After facing severe backlash for a scene that discriminated against the Orthodox Jewry, NBC has taken down an episode from the Canadian series ‘Nurses’, and issued a note of apology for the same.
Responding to the accusations of having a thoroughly anti-semitic storyline in the February 9th episode of the Canadian series ‘Nusrses’, NBC took down an episode as Jewish Groups demanded the broadcasting giant to make amends to the discriminatory narrative. In the episode of the medical drama titled “Achilles Heel,” a young Hasidic patient is told he will need a bone graft to heal his broken leg, leading his father to recoil at the possibility of a “dead goyim leg from anyone. An Arab, a woman.”
In reality, according to the Jewish religion, there is no prohibition on getting a dead body part surgically inserted into one’s body. In fact, Jewish law says we should use the best medicine of our times to recover from our illnesses. Furthermore, there is no prohibition to get a non-Jewish body part inserted, nor is there a prohibition if the part belongs to a woman or an Arab.

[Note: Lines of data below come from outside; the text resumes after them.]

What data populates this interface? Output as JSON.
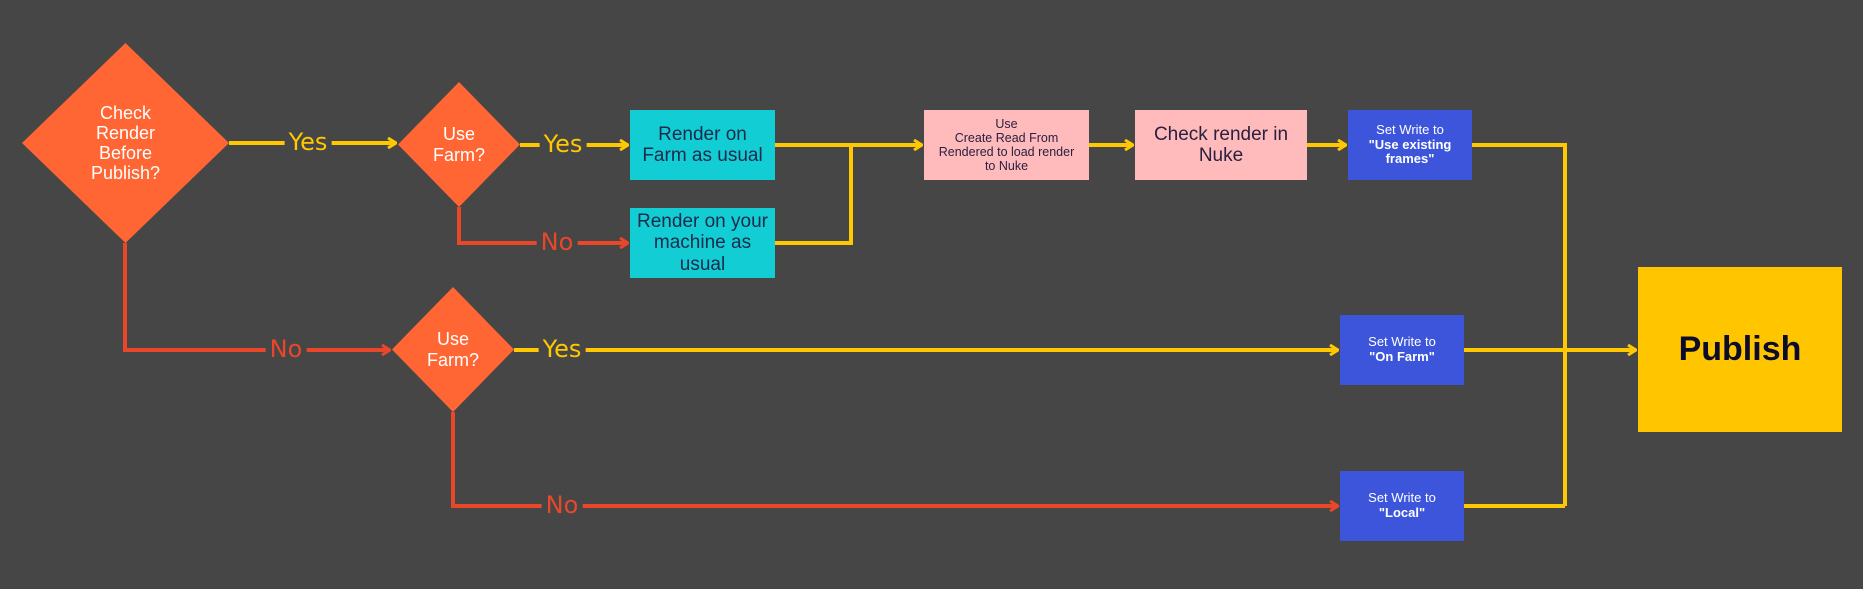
{
  "colors": {
    "background": "#464646",
    "decision": "#FF6633",
    "yes_path": "#FFC800",
    "no_path": "#E8472A",
    "render_box": "#13CDD4",
    "nuke_box": "#FFBBBB",
    "write_box": "#3D55DB",
    "publish_box": "#FFC600"
  },
  "decisions": {
    "check_render": [
      "Check",
      "Render",
      "Before",
      "Publish?"
    ],
    "use_farm_top": [
      "Use",
      "Farm?"
    ],
    "use_farm_bottom": [
      "Use",
      "Farm?"
    ]
  },
  "boxes": {
    "render_farm": [
      "Render on",
      "Farm as usual"
    ],
    "render_local": [
      "Render on your",
      "machine as",
      "usual"
    ],
    "create_read": [
      "Use",
      "Create Read From",
      "Rendered to load render",
      "to Nuke"
    ],
    "check_nuke": [
      "Check render in",
      "Nuke"
    ],
    "write_existing": {
      "line1": "Set Write to",
      "line2": "\"Use existing",
      "line3": "frames\""
    },
    "write_farm": {
      "line1": "Set Write to",
      "line2": "\"On Farm\""
    },
    "write_local": {
      "line1": "Set Write to",
      "line2": "\"Local\""
    },
    "publish": "Publish"
  },
  "edge_labels": {
    "d1_yes": "Yes",
    "d1_no": "No",
    "d2_yes": "Yes",
    "d2_no": "No",
    "d3_yes": "Yes",
    "d3_no": "No"
  }
}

Before taking the episode down last week, a source told Variety that it had consulted with “leading Jewish organizations” since Anti-Defamation League, Simon Wiesenthal Center, and other watchdogs expressed outrage, arguing that the episode had portrayed Haredi Jews in a false light.
Following the intense backlash, the show’s producers apologized in a statement. “It’s important that we address the recent feedback we’ve received related to the portrayal of #Jewish beliefs in the “Achilles Heel” episode of our series Nurses. We take matters of this nature very seriously and deeply regret all inaccuracies related to religious beliefs as well as the negative portrayal of any religious community in our content, characters, and storylines. We sincerely apologize to the Jewish community, our viewers, and series fans, and are working to understand what transpired and ensure our research practices are exhaustive moving forward and lead only to well-informed storylines,” eOne Films wrote.